• Collision Handling: Common methods include chaining (where each bucket is a linked list) and open addressing (where collisions are resolved by probing).

### 5. Explain the time complexity of different operations in a binary search tree (BST).

• Search: Average case O(log n), worst case O(n) if the tree becomes unbalanced.
• Insert: Average case O(log n), worst case O(n) if the tree becomes unbalanced.
• Delete: Average case O(log n), worst case O(n) if the tree becomes unbalanced.

Balancing techniques like AVL trees or Red-Black trees ensure the tree remains balanced, thus maintaining O(log n) time complexity for these operations.

### 6. What is dynamic programming?

Answer: Dynamic programming is an optimization technique used to solve problems by breaking them down into simpler subproblems and storing the results of these subproblems to avoid redundant computations. It is particularly useful for problems with overlapping subproblems and optimal substructure properties.

Example Problem: Fibonacci sequence.

def fibonacci(n):
if n <= 1:
return n
fib = [0] * (n + 1)
fib[1] = 1
for i in range(2, n + 1):
fib[i] = fib[i - 1] + fib[i - 2]
return fib[n]


### 7. What is the difference between a depth-first search (DFS) and a breadth-first search (BFS)?

• DFS: Explores as far as possible along each branch before backtracking. Uses a stack (recursively or explicitly).
• Applications: Topological sorting, solving puzzles.
• BFS: Explores all neighbors of a node before moving to the next level. Uses a queue.
• Applications: Shortest path in unweighted graphs, level-order traversal.

### 8. What is a heap data structure?

Answer: A heap is a special tree-based data structure that satisfies the heap property:

• Max-Heap: The key at the root is the largest among all keys in the heap, and the same property holds for all sub-trees.
• Min-Heap: The key at the root is the smallest among all keys in the heap, and the same property holds for all sub-trees.

Heaps are commonly used to implement priority queues.

### 9. How does quicksort work? Explain its average and worst-case time complexities.

Answer: Quicksort is a divide-and-conquer sorting algorithm that works as follows:

• Partitioning: Select a pivot element and partition the array into two halves, such that elements less than the pivot are on the left, and elements greater than the pivot are on the right.
• Recursion: Recursively apply the same process to the left and right halves.
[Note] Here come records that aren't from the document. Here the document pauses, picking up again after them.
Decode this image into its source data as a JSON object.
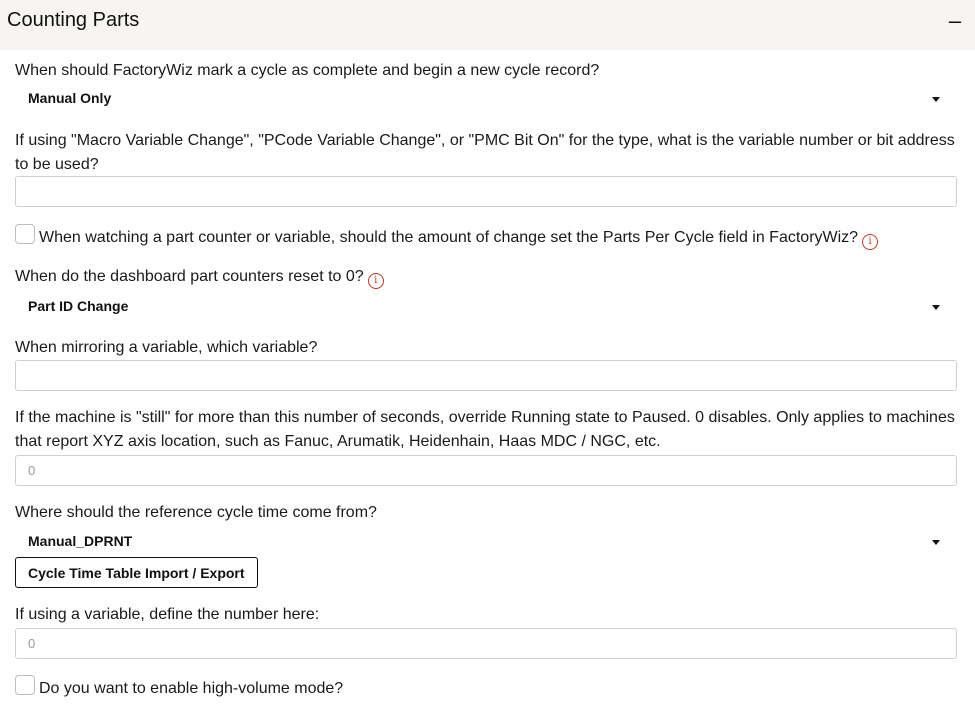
{
  "header": {
    "title": "Counting Parts",
    "collapse_symbol": "–"
  },
  "cycle_complete": {
    "question": "When should FactoryWiz mark a cycle as complete and begin a new cycle record?",
    "selected": "Manual Only"
  },
  "variable_number": {
    "question": "If using \"Macro Variable Change\", \"PCode Variable Change\", or \"PMC Bit On\" for the type, what is the variable number or bit address to be used?",
    "value": ""
  },
  "parts_per_cycle": {
    "label": "When watching a part counter or variable, should the amount of change set the Parts Per Cycle field in FactoryWiz?",
    "checked": false,
    "info_symbol": "i"
  },
  "counter_reset": {
    "question": "When do the dashboard part counters reset to 0?",
    "info_symbol": "i",
    "selected": "Part ID Change"
  },
  "mirror_variable": {
    "question": "When mirroring a variable, which variable?",
    "value": ""
  },
  "still_seconds": {
    "question": "If the machine is \"still\" for more than this number of seconds, override Running state to Paused. 0 disables. Only applies to machines that report XYZ axis location, such as Fanuc, Arumatik, Heidenhain, Haas MDC / NGC, etc.",
    "placeholder": "0"
  },
  "reference_cycle": {
    "question": "Where should the reference cycle time come from?",
    "selected": "Manual_DPRNT",
    "button_label": "Cycle Time Table Import / Export"
  },
  "variable_define": {
    "question": "If using a variable, define the number here:",
    "placeholder": "0"
  },
  "high_volume": {
    "label": "Do you want to enable high-volume mode?",
    "checked": false
  },
  "colors": {
    "header_bg": "#f6f5f2",
    "info_icon": "#c0392b",
    "border": "#cfcfcf"
  }
}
Time Complexity:

• Average Case: O(n log n)
• Worst Case: O(n^2) (occurs when the smallest or largest element is always chosen as the pivot)

### 10. What is a graph, and how can you represent it?

Answer: A graph is a collection of nodes (or vertices) connected by edges. Graphs can be directed or undirected, weighted or unweighted.

Representation:

• Adjacency Matrix: A 2D array where the cell at (i, j) indicates the presence (and possibly the weight) of an edge between vertices i and j.
• Adjacency List: An array of lists. The index represents a vertex, and the list at that index contains the vertices that are adjacent to it.

Example:

# Adjacency list representation in Python
graph = {
'A': ['B', 'C'],
'B': ['A', 'D', 'E'],
'C': ['A', 'F'],
'D': ['B'],
'E': ['B', 'F'],
'F': ['C', 'E']
}

Published on: Jul 09, 2024, 11:45 PM